(Your task): Omit the images and output every line of the data below exactly.

(Data to examine):
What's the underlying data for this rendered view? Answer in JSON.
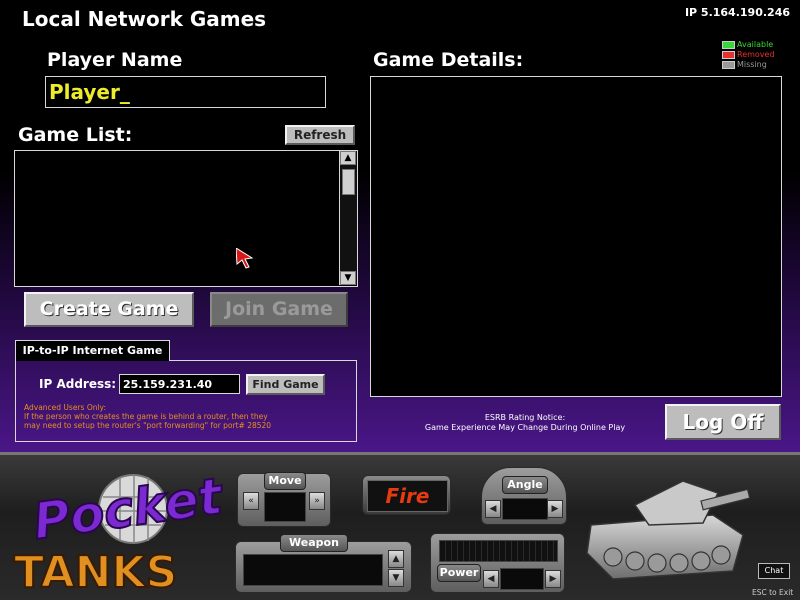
{
  "header": {
    "title": "Local Network Games",
    "ip_display": "IP 5.164.190.246"
  },
  "legend": [
    {
      "label": "Available",
      "color": "#39d739"
    },
    {
      "label": "Removed",
      "color": "#e23232"
    },
    {
      "label": "Missing",
      "color": "#9a9a9a"
    }
  ],
  "player": {
    "label": "Player Name",
    "value": "Player_"
  },
  "game_list": {
    "label": "Game List:",
    "refresh_label": "Refresh"
  },
  "actions": {
    "create_label": "Create Game",
    "join_label": "Join Game"
  },
  "game_details": {
    "label": "Game Details:"
  },
  "ip_game": {
    "tab_label": "IP-to-IP Internet Game",
    "address_label": "IP Address:",
    "address_value": "25.159.231.40",
    "find_label": "Find Game",
    "note_line1": "Advanced Users Only:",
    "note_line2": "If the person who creates the game is behind a router, then they",
    "note_line3": "may need to setup the router's \"port forwarding\" for port# 28520"
  },
  "esrb": {
    "line1": "ESRB Rating Notice:",
    "line2": "Game Experience May Change During Online Play"
  },
  "logoff_label": "Log Off",
  "deck": {
    "logo_line1": "Pocket",
    "logo_line2": "TANKS",
    "move_label": "Move",
    "fire_label": "Fire",
    "angle_label": "Angle",
    "weapon_label": "Weapon",
    "power_label": "Power",
    "chat_label": "Chat",
    "esc_label": "ESC to Exit"
  }
}
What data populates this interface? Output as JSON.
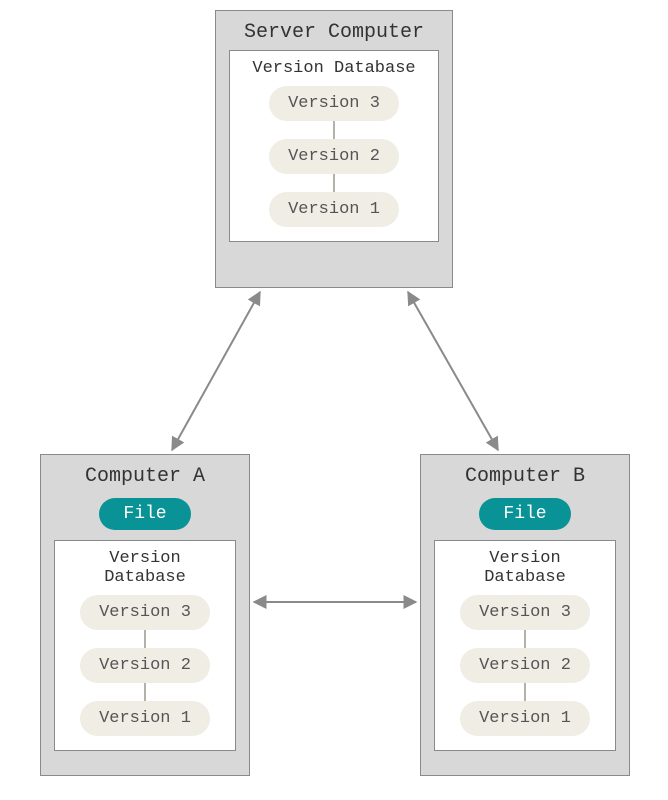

(Response):
What's the underlying data for this rendered view? Answer in JSON.
{
  "header": {
    "title": "Local Network Games",
    "ip_display": "IP 5.164.190.246"
  },
  "legend": [
    {
      "label": "Available",
      "color": "#39d739"
    },
    {
      "label": "Removed",
      "color": "#e23232"
    },
    {
      "label": "Missing",
      "color": "#9a9a9a"
    }
  ],
  "player": {
    "label": "Player Name",
    "value": "Player_"
  },
  "game_list": {
    "label": "Game List:",
    "refresh_label": "Refresh"
  },
  "actions": {
    "create_label": "Create Game",
    "join_label": "Join Game"
  },
  "game_details": {
    "label": "Game Details:"
  },
  "ip_game": {
    "tab_label": "IP-to-IP Internet Game",
    "address_label": "IP Address:",
    "address_value": "25.159.231.40",
    "find_label": "Find Game",
    "note_line1": "Advanced Users Only:",
    "note_line2": "If the person who creates the game is behind a router, then they",
    "note_line3": "may need to setup the router's \"port forwarding\" for port# 28520"
  },
  "esrb": {
    "line1": "ESRB Rating Notice:",
    "line2": "Game Experience May Change During Online Play"
  },
  "logoff_label": "Log Off",
  "deck": {
    "logo_line1": "Pocket",
    "logo_line2": "TANKS",
    "move_label": "Move",
    "fire_label": "Fire",
    "angle_label": "Angle",
    "weapon_label": "Weapon",
    "power_label": "Power",
    "chat_label": "Chat",
    "esc_label": "ESC to Exit"
  }
}
What data populates this interface? Output as JSON.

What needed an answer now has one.